In a March brief, Stuart Anderson of the National Foundation for American Policy offers a solution: Create more legal avenues for foreigners to work in the U.S. on a permanent basis.

“The current visa categories for agriculture and nonagricultural work are considered cumbersome and are only for seasonal work, not the type of year-round jobs filled by most illegal immigrants in the United States,” he writes. Anderson points to the Bracero Program, which helped Mexican farm laborers work legally in the U.S. during the 1950s. “When in 1954 enforcement actions were combined with an increase in the use of the Bracero program, illegal entry, as measured by INS apprehensions at the border, fell by an astonishing 95 percent between 1953 and 1959,” he notes.

Yet talk of immigration reform, to date, has focused more on getting high-skilled, high-tech workers into the country. And the immigration bill in its current form leaves out any discussion of how to make crossing safer, Meyer said, although previous reform proposals included a provision on studying migrant deaths. She'd like to see not just study, but more water caches and funding for the Border Patrol’s search and rescue team.

“You have all these people with no idea about what (crossing the border) really means,” she said. “They’re all exposing themselves so innocently to something that can be so harsh.”

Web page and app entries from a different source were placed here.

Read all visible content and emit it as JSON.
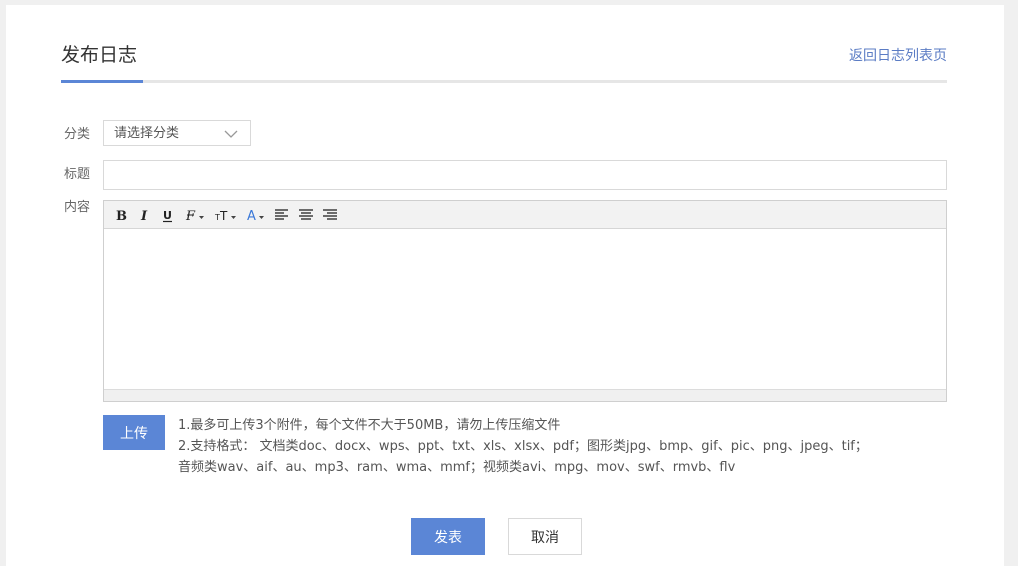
{
  "header": {
    "title": "发布日志",
    "back_link": "返回日志列表页"
  },
  "form": {
    "category_label": "分类",
    "category_value": "请选择分类",
    "title_label": "标题",
    "title_value": "",
    "content_label": "内容"
  },
  "toolbar": {
    "items": [
      {
        "name": "bold",
        "icon": "bold-icon"
      },
      {
        "name": "italic",
        "icon": "italic-icon"
      },
      {
        "name": "underline",
        "icon": "underline-icon"
      },
      {
        "name": "font-family",
        "icon": "font-family-icon"
      },
      {
        "name": "font-size",
        "icon": "font-size-icon"
      },
      {
        "name": "font-color",
        "icon": "font-color-icon"
      },
      {
        "name": "align-left",
        "icon": "align-left-icon"
      },
      {
        "name": "align-center",
        "icon": "align-center-icon"
      },
      {
        "name": "align-right",
        "icon": "align-right-icon"
      }
    ]
  },
  "upload": {
    "button_label": "上传",
    "notes": [
      "1.最多可上传3个附件，每个文件不大于50MB，请勿上传压缩文件",
      "2.支持格式： 文档类doc、docx、wps、ppt、txt、xls、xlsx、pdf；图形类jpg、bmp、gif、pic、png、jpeg、tif；",
      "音频类wav、aif、au、mp3、ram、wma、mmf；视频类avi、mpg、mov、swf、rmvb、flv"
    ]
  },
  "actions": {
    "submit_label": "发表",
    "cancel_label": "取消"
  },
  "colors": {
    "accent": "#5b86d6",
    "link": "#5b7cc4",
    "font_color_icon": "#3a78d8"
  }
}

Emily Guerin is the assistant online editor at High Country News. This is cross-posted from High Country News, and the author is solely responsible for the content.

Published in Community Voices